Professor Scott, who is Director of Molecular Imaging and Therapy and Austin Health and Head of the Tumour Targeting Laboratory at the Olivia Newton-John Cancer Research Institute balances multiple roles as a clinician and researcher.
In addition to his work caring for patients, and leading a research lab, he also leads clinical trials and is involved in numerous collaborations which aim to improve cancer diagnosis and treatment across the health system.
This includes his role as Chair of MACH’s Molecular Imaging Committee, which aims to support to increase capability and capacity of medical imaging for research.
“Research enables you to make a substantial difference,’’ says Professor Scott. “When clinicians work closely with other scientists, they are able to generate the evidence needed to get new therapies approved and benefit more patients.’’
Professor Scott’s research in molecular imaging plays a critical role in supporting the delivery of more personalised cancer treatments for patients.
His team develops novel PET imaging probes for oncology which enable more accurate staging and restaging of cancer.
This novel technology also allows clinicians to test potential new therapies and determine how they should be optimally delivered.
With an increasing focus on immunotherapy, PET imaging can also help clinicians identify the best therapies for an individual patient by tracking drugs and immune cells and see how they are responding to treatment.
Early in his career, Professor Scott spent three years in New York at Memorial Sloan-Kettering Cancer Centre working with eminent immunologist the late Dr Lloyd Old, and world-renowned clinician Dr Steven Larson.
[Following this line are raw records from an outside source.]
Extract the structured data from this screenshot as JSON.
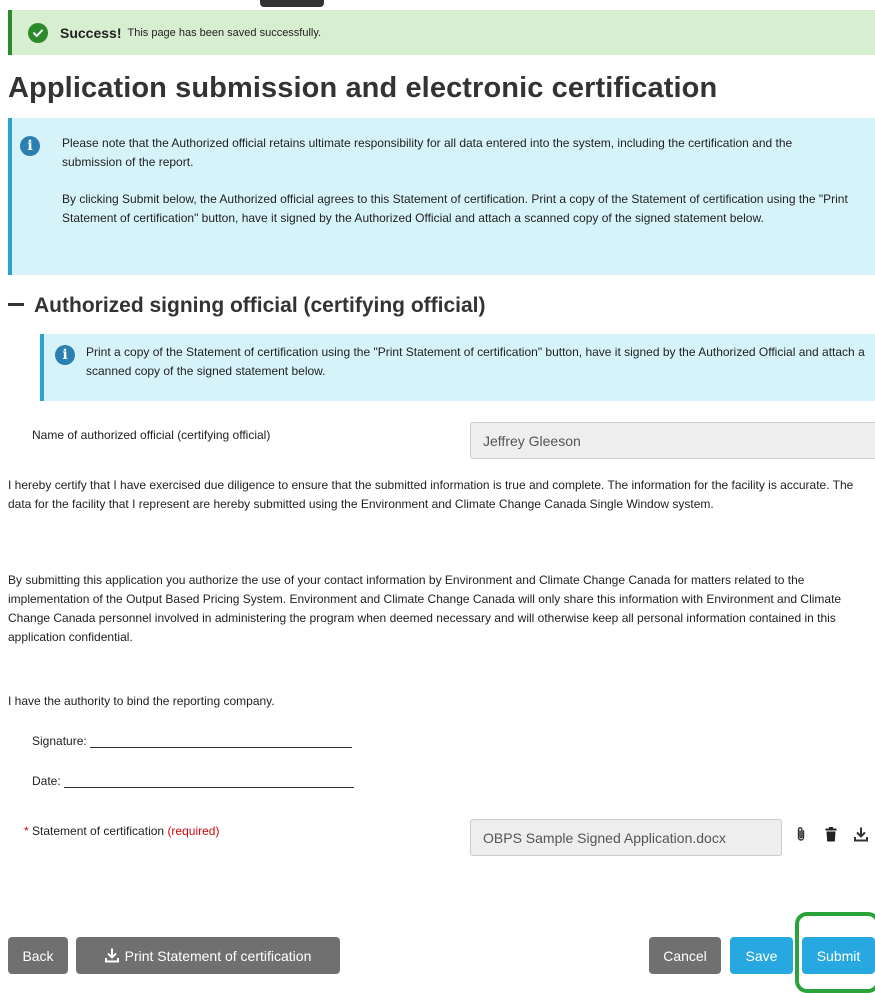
{
  "alert": {
    "title": "Success!",
    "message": "This page has been saved successfully."
  },
  "page_title": "Application submission and electronic certification",
  "intro_notice": {
    "p1": "Please note that the Authorized official retains ultimate responsibility for all data entered into the system, including the certification and the submission of the report.",
    "p2": "By clicking Submit below, the Authorized official agrees to this Statement of certification. Print a copy of the Statement of certification using the \"Print Statement of certification\" button, have it signed by the Authorized Official and attach a scanned copy of the signed statement below."
  },
  "section": {
    "title": "Authorized signing official (certifying official)",
    "notice": "Print a copy of the Statement of certification using the \"Print Statement of certification\" button, have it signed by the Authorized Official and attach a scanned copy of the signed statement below.",
    "official_label": "Name of authorized official (certifying official)",
    "official_value": "Jeffrey Gleeson",
    "cert_text": "I hereby certify that I have exercised due diligence to ensure that the submitted information is true and complete.  The information for the facility is accurate. The data for the facility that I represent are hereby submitted using the Environment and Climate Change Canada Single Window system.",
    "auth_text": "By submitting this application you authorize the use of your contact information by Environment and Climate Change Canada for matters related to the implementation of the Output Based Pricing System. Environment and Climate Change Canada will only share this information with Environment and Climate Change Canada personnel involved in administering the program when deemed necessary and will otherwise keep all personal information contained in this application confidential.",
    "bind_text": "I have the authority to bind the reporting company.",
    "signature_label": "Signature:",
    "date_label": "Date:",
    "statement_star": "*",
    "statement_label": "Statement of certification",
    "statement_required": "(required)",
    "statement_file": "OBPS Sample Signed Application.docx"
  },
  "icons": {
    "success": "check-circle-icon",
    "info": "info-circle-icon",
    "attach": "paperclip-icon",
    "delete": "trash-icon",
    "download": "download-icon"
  },
  "buttons": {
    "back": "Back",
    "print": "Print Statement of certification",
    "cancel": "Cancel",
    "save": "Save",
    "submit": "Submit"
  },
  "colors": {
    "success_bg": "#d8eed0",
    "success_accent": "#2b8a2b",
    "info_bg": "#d7f3fa",
    "info_accent": "#2aa5c9",
    "primary": "#28a8e0",
    "secondary": "#707070",
    "required": "#d3080c",
    "highlight": "#2aa43a"
  }
}
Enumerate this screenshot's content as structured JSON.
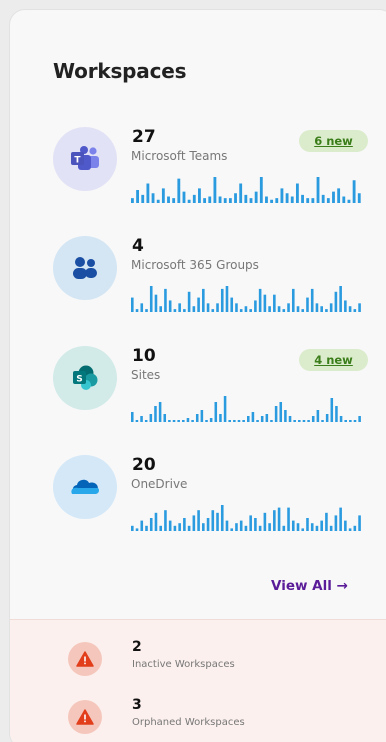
{
  "header": {
    "title": "Workspaces"
  },
  "workspaces": [
    {
      "count": "27",
      "label": "Microsoft Teams",
      "badge": "6 new",
      "spark": [
        3,
        8,
        5,
        12,
        6,
        2,
        9,
        4,
        3,
        15,
        7,
        2,
        5,
        9,
        3,
        4,
        16,
        4,
        3,
        3,
        6,
        12,
        5,
        3,
        7,
        16,
        4,
        2,
        3,
        9,
        6,
        4,
        12,
        5,
        3,
        3,
        16,
        5,
        3,
        7,
        9,
        4,
        2,
        14,
        6
      ]
    },
    {
      "count": "4",
      "label": "Microsoft 365 Groups",
      "badge": "",
      "spark": [
        5,
        1,
        3,
        1,
        9,
        6,
        2,
        8,
        4,
        1,
        3,
        1,
        7,
        2,
        5,
        8,
        3,
        1,
        3,
        8,
        9,
        5,
        3,
        1,
        2,
        1,
        4,
        8,
        6,
        2,
        6,
        2,
        1,
        3,
        8,
        2,
        1,
        5,
        8,
        3,
        2,
        1,
        3,
        7,
        9,
        4,
        2,
        1,
        3
      ]
    },
    {
      "count": "10",
      "label": "Sites",
      "badge": "4 new",
      "spark": [
        5,
        1,
        3,
        1,
        4,
        8,
        10,
        4,
        1,
        1,
        1,
        1,
        2,
        1,
        4,
        6,
        1,
        2,
        10,
        4,
        13,
        1,
        1,
        1,
        1,
        3,
        5,
        1,
        3,
        4,
        1,
        8,
        10,
        6,
        3,
        1,
        1,
        1,
        1,
        3,
        6,
        1,
        4,
        12,
        8,
        3,
        1,
        1,
        1,
        3
      ]
    },
    {
      "count": "20",
      "label": "OneDrive",
      "badge": "",
      "spark": [
        2,
        1,
        4,
        2,
        5,
        7,
        2,
        8,
        4,
        2,
        3,
        5,
        2,
        6,
        8,
        3,
        5,
        8,
        7,
        10,
        4,
        1,
        3,
        4,
        2,
        6,
        5,
        2,
        7,
        3,
        8,
        9,
        2,
        9,
        4,
        3,
        1,
        5,
        3,
        2,
        4,
        7,
        2,
        6,
        9,
        4,
        1,
        2,
        6
      ]
    }
  ],
  "footer": {
    "view_all": "View All →"
  },
  "alerts": [
    {
      "count": "2",
      "label": "Inactive Workspaces"
    },
    {
      "count": "3",
      "label": "Orphaned Workspaces"
    }
  ],
  "colors": {
    "accent": "#5a1c98",
    "spark": "#2b9be0",
    "badge_bg": "#dbeccc",
    "teams_bg": "#e2e2f6",
    "groups_bg": "#d4e6f4",
    "sites_bg": "#d2ebe8",
    "onedrive_bg": "#d4e8f8"
  }
}
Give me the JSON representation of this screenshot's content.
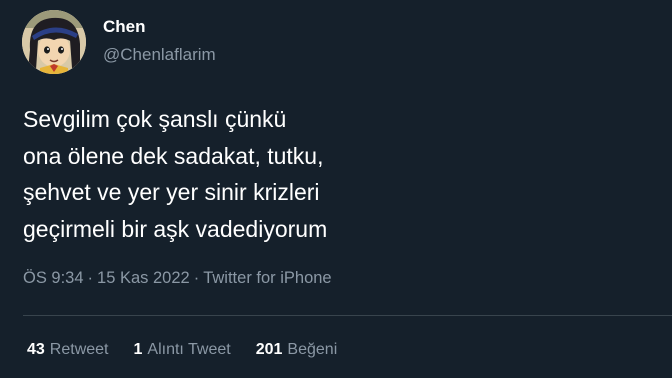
{
  "user": {
    "display_name": "Chen",
    "handle": "@Chenlaflarim",
    "avatar_icon": "cartoon-avatar"
  },
  "tweet": {
    "lines": [
      "Sevgilim çok şanslı çünkü",
      "ona ölene dek sadakat, tutku,",
      "şehvet ve yer yer sinir krizleri",
      "geçirmeli bir aşk vadediyorum"
    ]
  },
  "meta": {
    "time": "ÖS 9:34",
    "separator": "·",
    "date": "15 Kas 2022",
    "source": "Twitter for iPhone"
  },
  "stats": {
    "retweets": {
      "count": "43",
      "label": "Retweet"
    },
    "quotes": {
      "count": "1",
      "label": "Alıntı Tweet"
    },
    "likes": {
      "count": "201",
      "label": "Beğeni"
    }
  },
  "colors": {
    "background": "#15202b",
    "text_primary": "#ffffff",
    "text_secondary": "#8b98a5",
    "divider": "#38444d"
  }
}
This created an opportunity for him to return to Australia and establish a research program in antibody therapeutics and imaging at the Ludwig Institute for Cancer Research, in a role that combined basic and clinical research.
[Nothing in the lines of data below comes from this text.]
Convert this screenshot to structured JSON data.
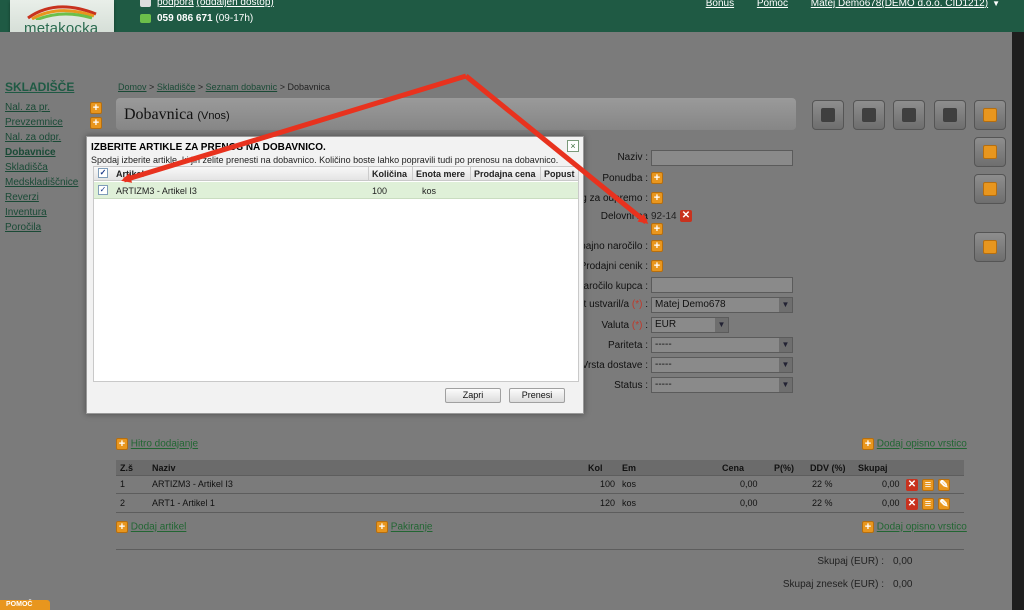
{
  "header": {
    "logo_text": "metakocka",
    "support_label": "podpora",
    "support_link": "(oddaljen dostop)",
    "phone": "059 086 671",
    "phone_hours": "(09-17h)",
    "bonus": "Bonus",
    "help": "Pomoč",
    "user": "Matej Demo678(DEMO d.o.o. CID1212)"
  },
  "sidebar": {
    "title": "SKLADIŠČE",
    "items": [
      {
        "label": "Nal. za pr."
      },
      {
        "label": "Prevzemnice"
      },
      {
        "label": "Nal. za odpr."
      },
      {
        "label": "Dobavnice"
      },
      {
        "label": "Skladišča"
      },
      {
        "label": "Medskladiščnice"
      },
      {
        "label": "Reverzi"
      },
      {
        "label": "Inventura"
      },
      {
        "label": "Poročila"
      }
    ]
  },
  "breadcrumb": {
    "home": "Domov",
    "sep": ">",
    "warehouse": "Skladišče",
    "list": "Seznam dobavnic",
    "current": "Dobavnica"
  },
  "page": {
    "title": "Dobavnica",
    "subtitle": "(Vnos)"
  },
  "form": {
    "naziv": "Naziv :",
    "ponudba": "Ponudba :",
    "nalog": "g za odpremo :",
    "delovni": "Delovni na",
    "delovni_value": "92-14",
    "narocilo": "bajno naročilo :",
    "cenik": "Prodajni cenik :",
    "kupca": "naročilo kupca :",
    "ustvaril": "t ustvaril/a",
    "ustvaril_value": "Matej Demo678",
    "valuta": "Valuta",
    "valuta_value": "EUR",
    "pariteta": "Pariteta :",
    "pariteta_value": "-----",
    "dostava": "Vrsta dostave :",
    "dostava_value": "-----",
    "status": "Status :",
    "status_value": "-----",
    "required": "(*)",
    "colon": ":"
  },
  "actions": {
    "hitro": "Hitro dodajanje",
    "opisno_top": "Dodaj opisno vrstico",
    "dodaj_artikel": "Dodaj artikel",
    "pakiranje": "Pakiranje",
    "opisno_bottom": "Dodaj opisno vrstico"
  },
  "table": {
    "headers": [
      "Z.š",
      "Naziv",
      "Kol",
      "Em",
      "Cena",
      "P(%)",
      "DDV (%)",
      "Skupaj"
    ],
    "rows": [
      {
        "zs": "1",
        "naziv": "ARTIZM3 - Artikel I3",
        "kol": "100",
        "em": "kos",
        "cena": "0,00",
        "p": "",
        "ddv": "22 %",
        "skupaj": "0,00"
      },
      {
        "zs": "2",
        "naziv": "ART1 - Artikel 1",
        "kol": "120",
        "em": "kos",
        "cena": "0,00",
        "p": "",
        "ddv": "22 %",
        "skupaj": "0,00"
      }
    ]
  },
  "totals": {
    "skupaj_label": "Skupaj (EUR) :",
    "skupaj_value": "0,00",
    "znesek_label": "Skupaj znesek (EUR) :",
    "znesek_value": "0,00"
  },
  "modal": {
    "title": "IZBERITE ARTIKLE ZA PRENOS NA DOBAVNICO.",
    "subtitle": "Spodaj izberite artikle, ki jih želite prenesti na dobavnico. Količino boste lahko popravili tudi po prenosu na dobavnico.",
    "close": "×",
    "headers": [
      "Artikel",
      "Količina",
      "Enota mere",
      "Prodajna cena",
      "Popust"
    ],
    "rows": [
      {
        "artikel": "ARTIZM3 - Artikel I3",
        "kolicina": "100",
        "enota": "kos",
        "cena": "",
        "popust": "",
        "checked": true
      }
    ],
    "close_button": "Zapri",
    "transfer_button": "Prenesi"
  },
  "footer": {
    "help": "POMOČ"
  },
  "colors": {
    "topbar": "#1f5a44",
    "accent_orange": "#e8961e",
    "annotation_red": "#e8321e",
    "row_highlight": "#dff0d8"
  },
  "icons": [
    "plus-icon",
    "delete-icon",
    "edit-icon",
    "print-icon",
    "mail-icon",
    "settings-icon",
    "copy-icon",
    "split-icon",
    "checkbox-icon"
  ]
}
This opportunity was funded by philanthropy – and cemented Professor Scott’s role as a clinician-scientist.
However, he says that many bright young clinicians do not get those opportunities – and are unable to continue clinical research which could bring many benefits to the health system.
“The tragedy is that so many talented young researchers come out of doing a PhD and then there is a big valley between that and being able to develop the track record needed to get a Fellowship to continue their research,’’ he says.
Powering the MRFF
Head of the Melbourne Academic Centre for Health Professor Sir John Savill says around $65 million per year – or about 10 per cent of the Medical Research Future Fund’s investment income – is needed to support Australia’s clinician-scientists to translate research into practice.
Professor Savill, along with colleagues Professor Christopher Levi and Professor Gary Geelhoed, have called for an increase in funding for clinician researcher-translators to ensure that the many research projects funded by the MRFF result in positive change across the health system.
Writing in the Medical Journal of Australia they argue that that overseas governments invest heavily in such roles – funding time for frontline clinical staff to deliver research and translation alongside their clinical work.
They point to the United Kingdom where about $20 per citizen per year is spent on clinician research-translators (also known as “research translators”) resulting in ‘an impressive impact on lives saved, jobs created, and industry invigorated’.
“We want to see that research and translation-trained practitioners in medicine, nursing, allied health disciplines, clinical laboratories, pharmacy, health informatics and other frontline services have time stably funded to deploy their skills in a role we would describe as ‘research translators’.
“Alongside conventional health care duties, such staff will have dedicated time to engage consumers, recruit participants to clinical research, partner with industry, prove the relevance of research to their service, promote best evidenced practice and champion the adoption of innovation.’’
Read the letter to the Medical Journal of Australia Research translators powering MRFF to save lives and create jobs